Both disc injuries and running injuries are two categories we see a lot at Perth Allied Health Clinic. Knowing the affects of both on the spine can help us diagnose and treat effectively.
How do discs stay healthy?
Intervertebral disc (IVD) health is an important factor in overall spine health and the incidence of low back pain, as a result it is a big factor to be considered by Chiropractors and Physiotherapists at Perth Allied Health Clinic. Other tissues in the body such as muscles receive nutrients and remove wastes through good blood supply by the cardiovascular system. Discs however are largely avascular in nature. This means they receive their nutrients via bulk flow of fluid into and out of the tissues as well as through diffusion.
Multiple factors have been hypothesized to affect nutrient flow and thus disc health. For example, physical activity level and other lifestyle factors, such as high amounts of sedentary time, both in occupational (work related) and recreational time. On the other side of the coin disc loading results in compression of the disc leads to expulsion of bulk fluid, while distraction encourages uptake of fluid and nutrients.
What happens to discs as we age?
As an intervertebral disc ages, its morphology changes and it loses its ability to attract water, rendering it more susceptible to injury.
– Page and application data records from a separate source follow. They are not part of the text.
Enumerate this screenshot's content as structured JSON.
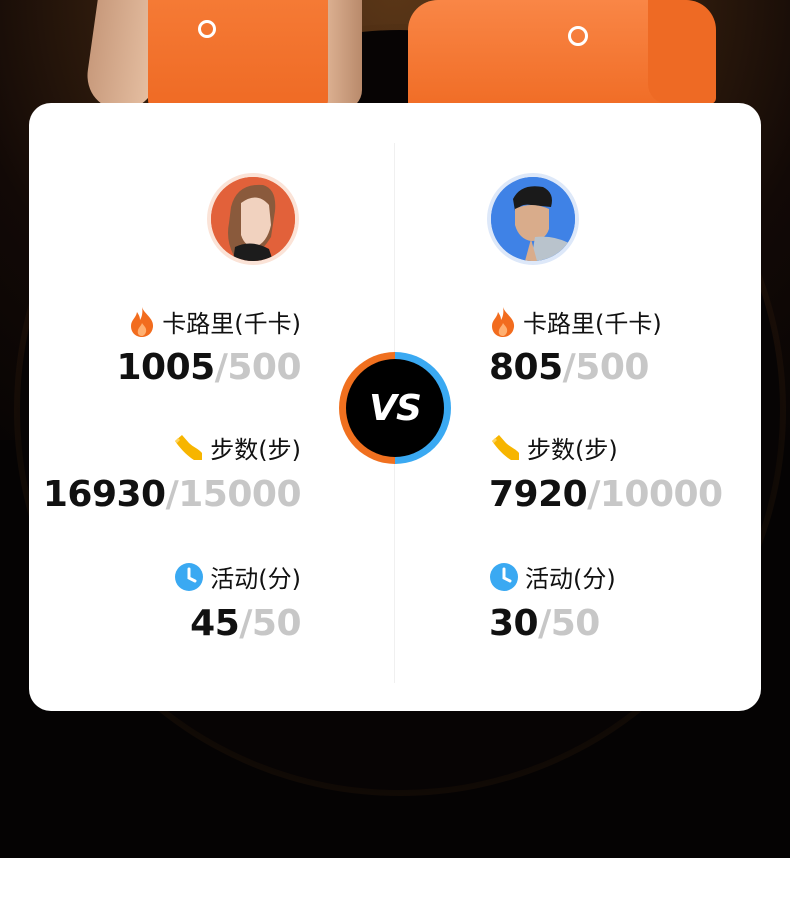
{
  "vs_label": "VS",
  "left": {
    "calories": {
      "label": "卡路里(千卡)",
      "value": "1005",
      "target": "/500"
    },
    "steps": {
      "label": "步数(步)",
      "value": "16930",
      "target": "/15000"
    },
    "activity": {
      "label": "活动(分)",
      "value": "45",
      "target": "/50"
    }
  },
  "right": {
    "calories": {
      "label": "卡路里(千卡)",
      "value": "805",
      "target": "/500"
    },
    "steps": {
      "label": "步数(步)",
      "value": "7920",
      "target": "/10000"
    },
    "activity": {
      "label": "活动(分)",
      "value": "30",
      "target": "/50"
    }
  },
  "colors": {
    "brand_orange": "#f0701f",
    "brand_blue": "#3aa9f2",
    "step_yellow": "#f7b500",
    "target_grey": "#c7c7c7"
  },
  "icons": {
    "calories": "flame-icon",
    "steps": "shoe-icon",
    "activity": "clock-icon"
  }
}
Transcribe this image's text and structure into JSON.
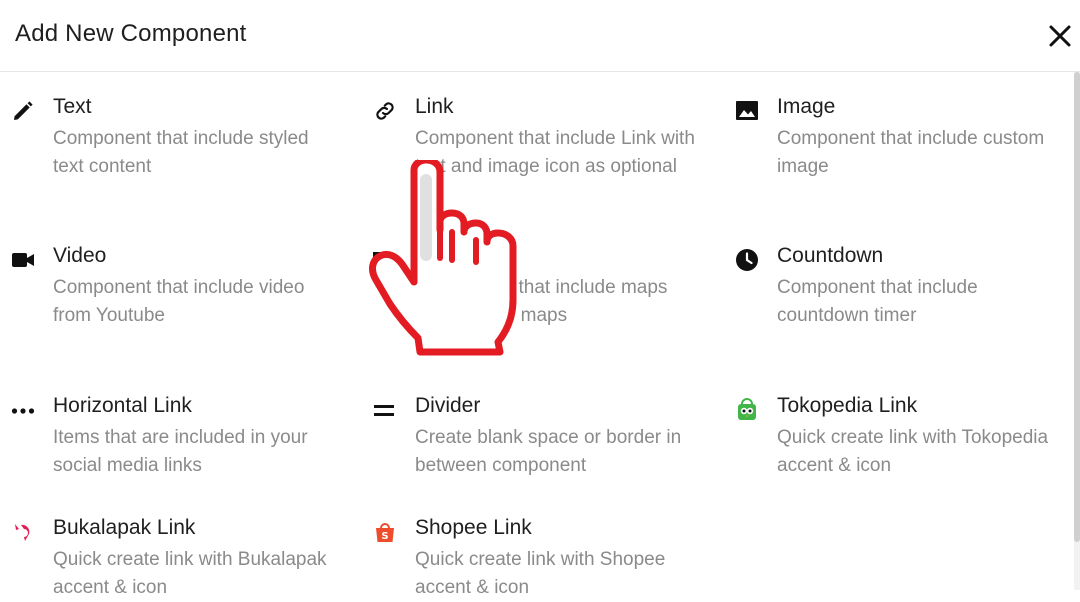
{
  "header": {
    "title": "Add New Component",
    "close_icon": "close-icon"
  },
  "components": [
    {
      "name": "Text",
      "desc": "Component that include styled text content",
      "icon": "pencil-icon"
    },
    {
      "name": "Link",
      "desc": "Component that include Link with text and image icon as optional",
      "icon": "link-icon"
    },
    {
      "name": "Image",
      "desc": "Component that include custom image",
      "icon": "image-icon"
    },
    {
      "name": "Video",
      "desc": "Component that include video from Youtube",
      "icon": "video-camera-icon"
    },
    {
      "name": "",
      "desc": "Component that include maps from google maps",
      "icon": "map-icon"
    },
    {
      "name": "Countdown",
      "desc": "Component that include countdown timer",
      "icon": "clock-icon"
    },
    {
      "name": "Horizontal Link",
      "desc": "Items that are included in your social media links",
      "icon": "more-horizontal-icon"
    },
    {
      "name": "Divider",
      "desc": "Create blank space or border in between component",
      "icon": "equals-icon"
    },
    {
      "name": "Tokopedia Link",
      "desc": "Quick create link with Tokopedia accent & icon",
      "icon": "tokopedia-icon"
    },
    {
      "name": "Bukalapak Link",
      "desc": "Quick create link with Bukalapak accent & icon",
      "icon": "bukalapak-icon"
    },
    {
      "name": "Shopee Link",
      "desc": "Quick create link with Shopee accent & icon",
      "icon": "shopee-icon"
    }
  ],
  "colors": {
    "text": "#1f1f1f",
    "muted": "#8a8a8a",
    "cursor_red": "#e31b23",
    "tokopedia_green": "#42b549",
    "bukalapak_red": "#e31e52",
    "shopee_orange": "#ee4d2d"
  }
}
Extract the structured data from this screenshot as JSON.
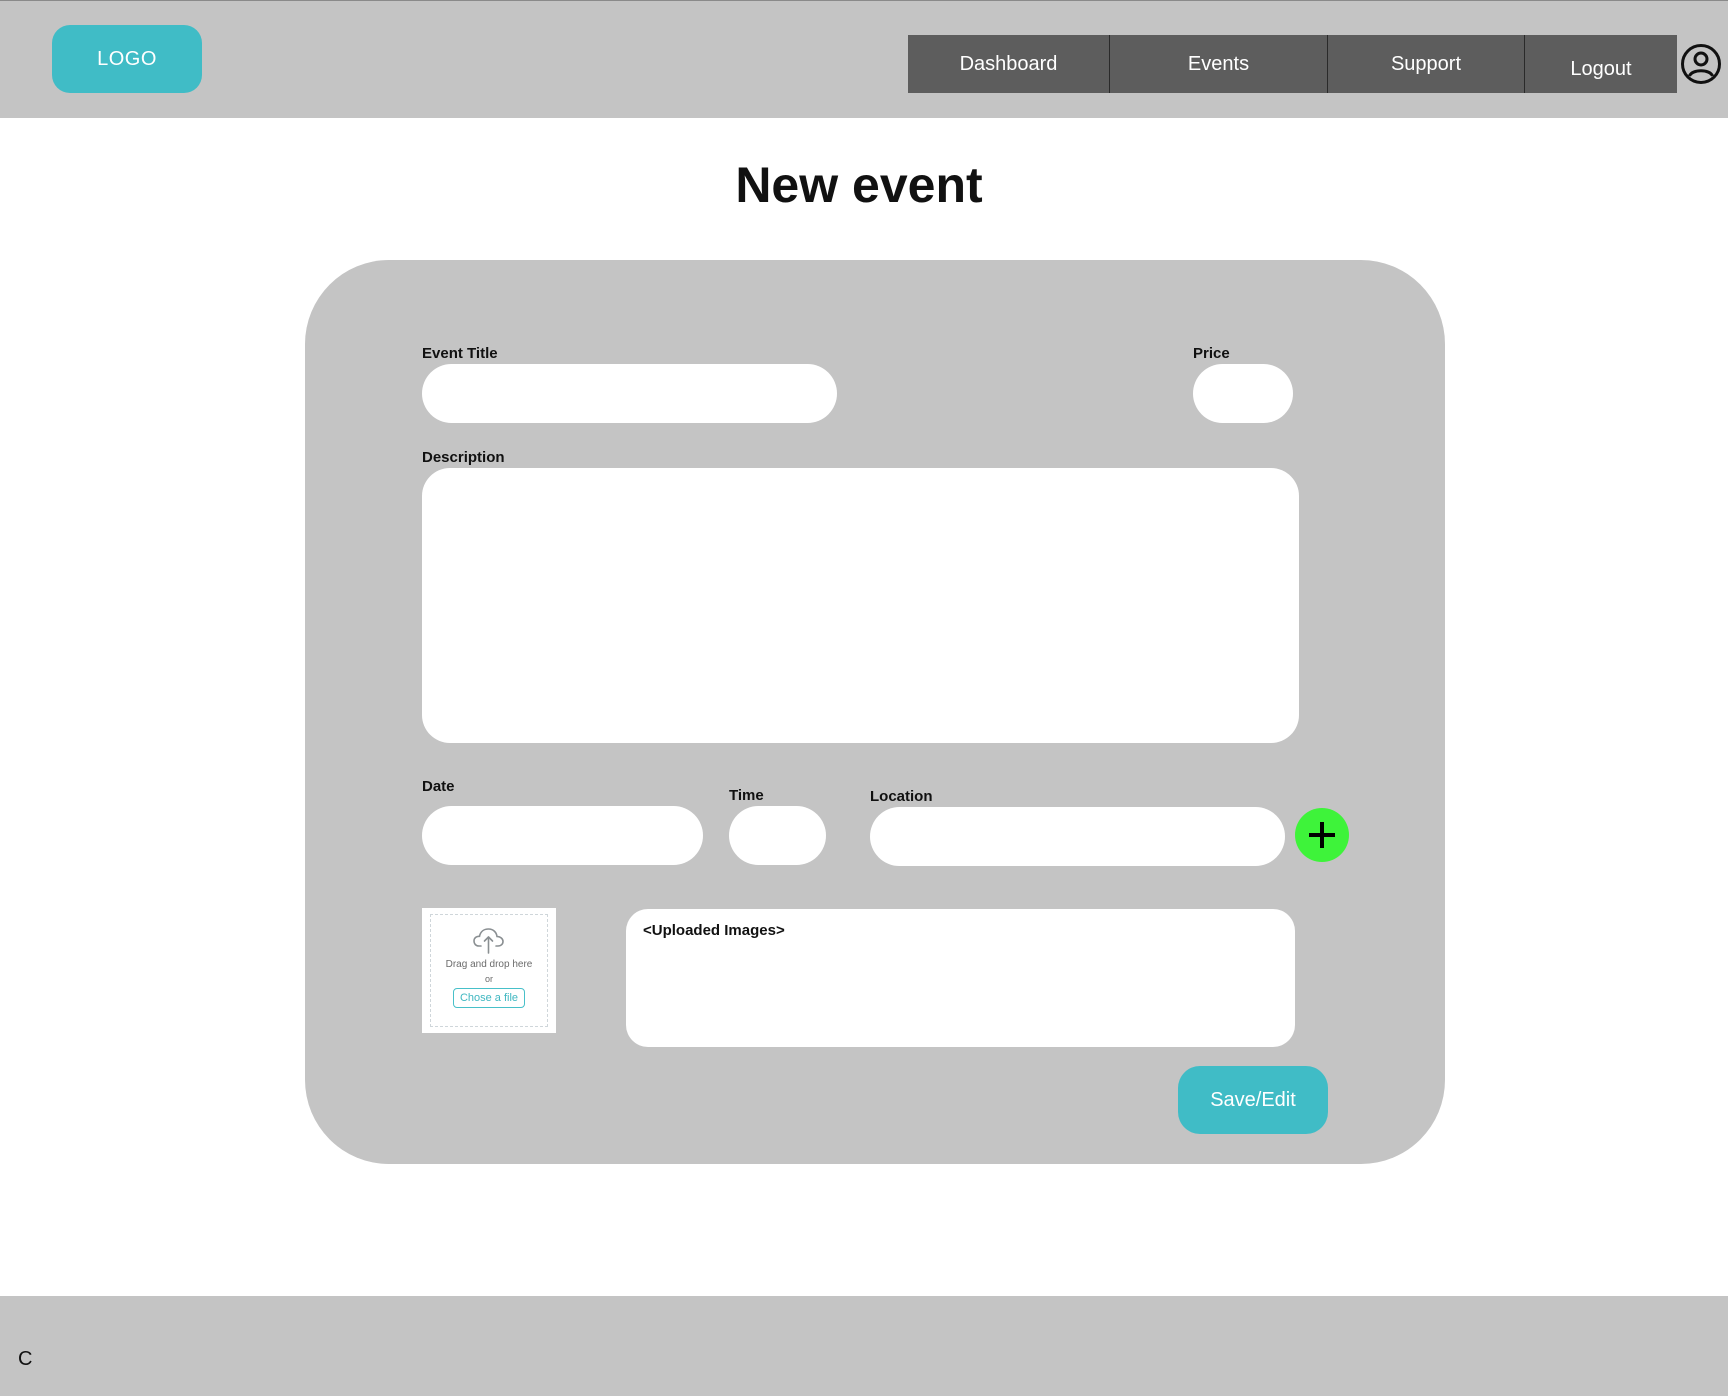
{
  "header": {
    "logo_label": "LOGO",
    "nav": [
      {
        "label": "Dashboard"
      },
      {
        "label": "Events"
      },
      {
        "label": "Support"
      },
      {
        "label": "Logout"
      }
    ],
    "avatar_icon": "user-circle-icon"
  },
  "page": {
    "title": "New event"
  },
  "form": {
    "event_title": {
      "label": "Event Title",
      "value": "",
      "placeholder": ""
    },
    "price": {
      "label": "Price",
      "value": "",
      "placeholder": ""
    },
    "description": {
      "label": "Description",
      "value": "",
      "placeholder": ""
    },
    "date": {
      "label": "Date",
      "value": "",
      "placeholder": ""
    },
    "time": {
      "label": "Time",
      "value": "",
      "placeholder": ""
    },
    "location": {
      "label": "Location",
      "value": "",
      "placeholder": ""
    },
    "add_location_icon": "plus-icon",
    "upload": {
      "icon": "cloud-upload-icon",
      "hint": "Drag and drop here",
      "or": "or",
      "choose_label": "Chose a file"
    },
    "uploaded_images": "<Uploaded Images>",
    "save_label": "Save/Edit"
  },
  "footer": {
    "text": "C"
  },
  "colors": {
    "accent": "#40bcc6",
    "panel": "#c4c4c4",
    "nav": "#5d5d5d",
    "add": "#3ef33a"
  }
}
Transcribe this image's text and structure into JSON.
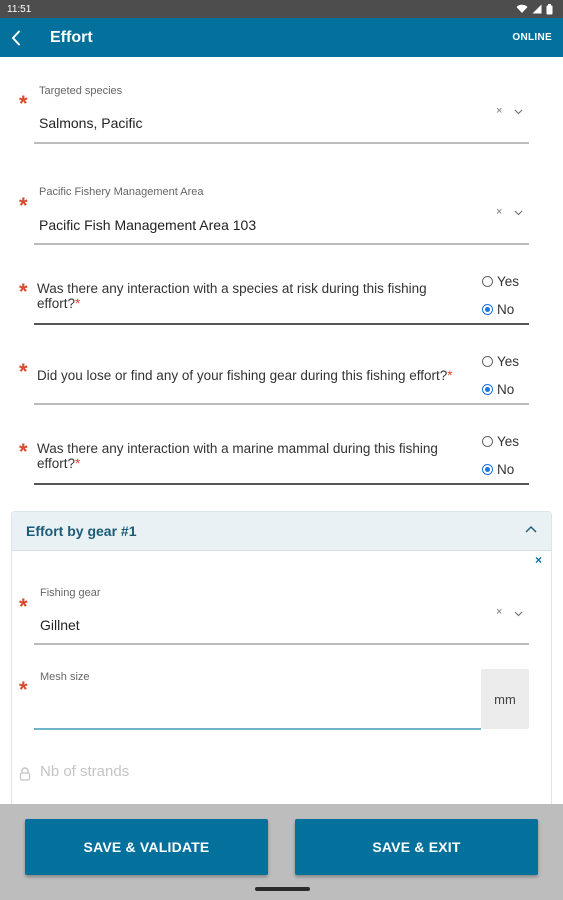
{
  "status_bar": {
    "time": "11:51"
  },
  "app_bar": {
    "title": "Effort",
    "connection_status": "ONLINE"
  },
  "fields": {
    "targeted_species": {
      "label": "Targeted species",
      "value": "Salmons, Pacific",
      "clear_glyph": "×"
    },
    "management_area": {
      "label": "Pacific Fishery Management Area",
      "value": "Pacific Fish Management Area 103",
      "clear_glyph": "×"
    }
  },
  "questions": [
    {
      "text": "Was there any interaction with a species at risk during this fishing effort?",
      "star": "*",
      "options": [
        "Yes",
        "No"
      ],
      "selected": "No"
    },
    {
      "text": "Did you lose or find any of your fishing gear during this fishing effort?",
      "star": "*",
      "options": [
        "Yes",
        "No"
      ],
      "selected": "No"
    },
    {
      "text": "Was there any interaction with a marine mammal during this fishing effort?",
      "star": "*",
      "options": [
        "Yes",
        "No"
      ],
      "selected": "No"
    }
  ],
  "gear_section": {
    "title": "Effort by gear #1",
    "remove_glyph": "×",
    "fishing_gear": {
      "label": "Fishing gear",
      "value": "Gillnet",
      "clear_glyph": "×"
    },
    "mesh_size": {
      "label": "Mesh size",
      "value": "",
      "unit": "mm"
    },
    "strands": {
      "label": "Nb of strands"
    }
  },
  "required_marker": "*",
  "actions": {
    "save_validate": "SAVE & VALIDATE",
    "save_exit": "SAVE & EXIT"
  },
  "colors": {
    "primary": "#03719c",
    "required": "#d9482b",
    "radio_selected": "#1a73e8"
  },
  "icons": {
    "back": "chevron-left-icon",
    "dropdown": "chevron-down-icon",
    "collapse": "chevron-up-icon",
    "lock": "lock-icon"
  }
}
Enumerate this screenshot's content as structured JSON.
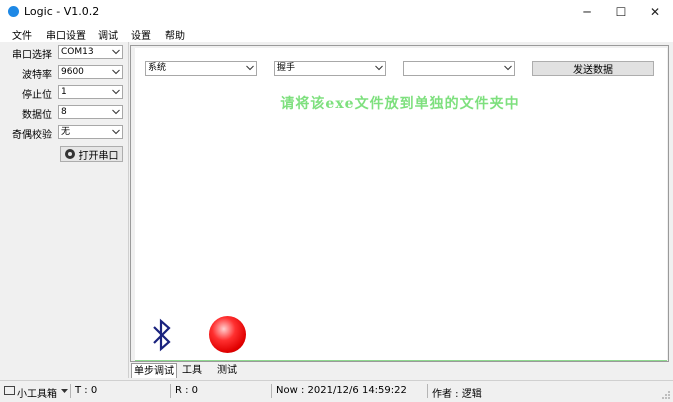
{
  "window": {
    "title": "Logic - V1.0.2",
    "minimize": "─",
    "maximize": "☐",
    "close": "✕"
  },
  "menu": [
    "文件",
    "串口设置",
    "调试",
    "设置",
    "帮助"
  ],
  "serial": {
    "port_label": "串口选择",
    "port_value": "COM13",
    "baud_label": "波特率",
    "baud_value": "9600",
    "stop_label": "停止位",
    "stop_value": "1",
    "data_label": "数据位",
    "data_value": "8",
    "parity_label": "奇偶校验",
    "parity_value": "无",
    "open_button": "打开串口"
  },
  "main": {
    "combo1": "系统",
    "combo2": "握手",
    "combo3": "",
    "send_button": "发送数据",
    "notice": "请将该exe文件放到单独的文件夹中",
    "indicator_color": "#e00000"
  },
  "tabs": [
    "单步调试",
    "工具",
    "测试"
  ],
  "status": {
    "tools": "小工具箱",
    "tx": "T : 0",
    "rx": "R : 0",
    "now": "Now : 2021/12/6 14:59:22",
    "author": "作者 : 逻辑"
  }
}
After the age of 30 there is an increased rate of normal age-related disc degeneration and the peak for these degenerative changes occurs around the age of 50. It is a widely held position that there is nothing that can be done to stop this “degeneration” and that it is just a normal part of ageing. However new research points to the fact that living an active lifestyle not only can reduce low back pain but specifically decrease the rate at which these degenerative changes occur. Specifically, the positive effect running has on disc health.
Is running good or bad for my discs?
This may seem like an obvious question however there has been evidence to support both sides of this argument in the past. As a result, running is an activity that is of particular interest in examining disc health, as there are substantial compression and rotational forces placed on the lumbar disc with running, which likely impact disc health.
The 2 theories opposing each other relating to how running affects disc health are as follows:
- The mechanical overload produced by running produces localised trauma and damage to discs which exceeds to ability of the disc to heal itself, which leads to damage to discs and as a result increased rate of degeneration.
- The cyclic loading of discs during running (from compression) is beneficial for disc health and leads to hypertrophic changes (increased size) which in turn makes the disc stronger. Much like building a muscle through weight training.
A new study by Mitchell et al in 2020 aimed to see which of these theories was indeed true, and some results from the study are highlighted below:
- Compared to controls (non-runners) runners had on average 20-30% greater disc height
- Pfirrman score (no not a typo, essentially is a score given to determine the amount of disc degeneration has occurred) was significantly lower in runners (lower = less degeneration)
- Longer T2 times (assesses hydration of the disc) were associated with runners.
The results of this study clearly show the positive benefits of running on disc health and by extension spinal health. It is shown that the more kilometres run per week and the longer period of years of running further aids disc health.
So, yes running is good for your discs! Get out there and get moving, your body will thank you!
If you are struggling with pain do not hesitate to get an assessment by one of our Chiropractors or Physiotherapists at Perth Allied Health Clinic who are experts in the spine and will help you get back to your best!